Including playoffs, PFF graded Maxwell as the fourth-best tackling corner in the league, and tackling isn't an area that gives a shit whether or not you're being helped on defense. It's you versus a man, and Maxwell is as good as any corner in the league at tackling. (There isn't any stat that I know of that measures hitting either, but Maxwell could be a top five corner in that respect too.) He also played well in coverage and though he did make some mistakes, how many mistakes are made up for when you force a fumble, make an incredible interception, or knock down a would-be touchdown?

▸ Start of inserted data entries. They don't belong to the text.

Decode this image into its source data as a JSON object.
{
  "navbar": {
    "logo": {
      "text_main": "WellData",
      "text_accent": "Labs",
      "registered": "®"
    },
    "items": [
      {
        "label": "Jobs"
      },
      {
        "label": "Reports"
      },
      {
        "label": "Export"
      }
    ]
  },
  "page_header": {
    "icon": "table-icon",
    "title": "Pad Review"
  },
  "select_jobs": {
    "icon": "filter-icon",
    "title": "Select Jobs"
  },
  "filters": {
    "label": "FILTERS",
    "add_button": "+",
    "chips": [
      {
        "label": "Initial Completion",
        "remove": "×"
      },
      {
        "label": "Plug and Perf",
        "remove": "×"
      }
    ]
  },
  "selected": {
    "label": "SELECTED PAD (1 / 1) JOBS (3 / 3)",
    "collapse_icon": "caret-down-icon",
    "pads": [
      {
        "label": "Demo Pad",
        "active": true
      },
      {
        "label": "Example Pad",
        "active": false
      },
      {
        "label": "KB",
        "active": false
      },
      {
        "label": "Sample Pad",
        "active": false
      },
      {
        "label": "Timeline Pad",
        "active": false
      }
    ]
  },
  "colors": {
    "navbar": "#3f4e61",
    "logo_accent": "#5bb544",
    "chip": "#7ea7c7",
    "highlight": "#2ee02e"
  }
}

Maxwell did all of those things, more than once, in a very short amount of time. And the answer is: They make up for a lot of mistakes. But is Maxwell ready to step up and be an elite cornerback, can he remain with the team past 2014 if he does, and in the wake of Browner and Thurmond leaving, is the depth good enough to make up for his absence if Maxwell is the next man out? Whether he means to or not, Maxwell will be setting an example for Simon and Pinkins and A.J. Jefferson and every other defensive back fighting for a spot on this roster. If not now, then perhaps three years down the line when they're finally getting their turn.

Maxwell could end up being another example of the rewards justifying the means.

The motto of many players on this team might as well be "Goonies never say die." The moral of The Goonies wasn't that a group of kids could foil a group of bad guys. The moral was that a group of outcasts, misfits, nerds, and underdogs -- the least likely heroes of all -- could be the ones to save their parents from financial discourse. That successful people aren't the ones that have the most talent or the most experience or the most likely; successful people are the ones that were the last to give up.

Through two and a half years as a backup, Maxwell has never seemed to lose the faith. While Mikey in The Goonies accomplished his goals by keeping his family in town, success for Maxwell might mean that he's bought a ticket out.

Not that he's not wanted here, but he could prove to be more than a "number two."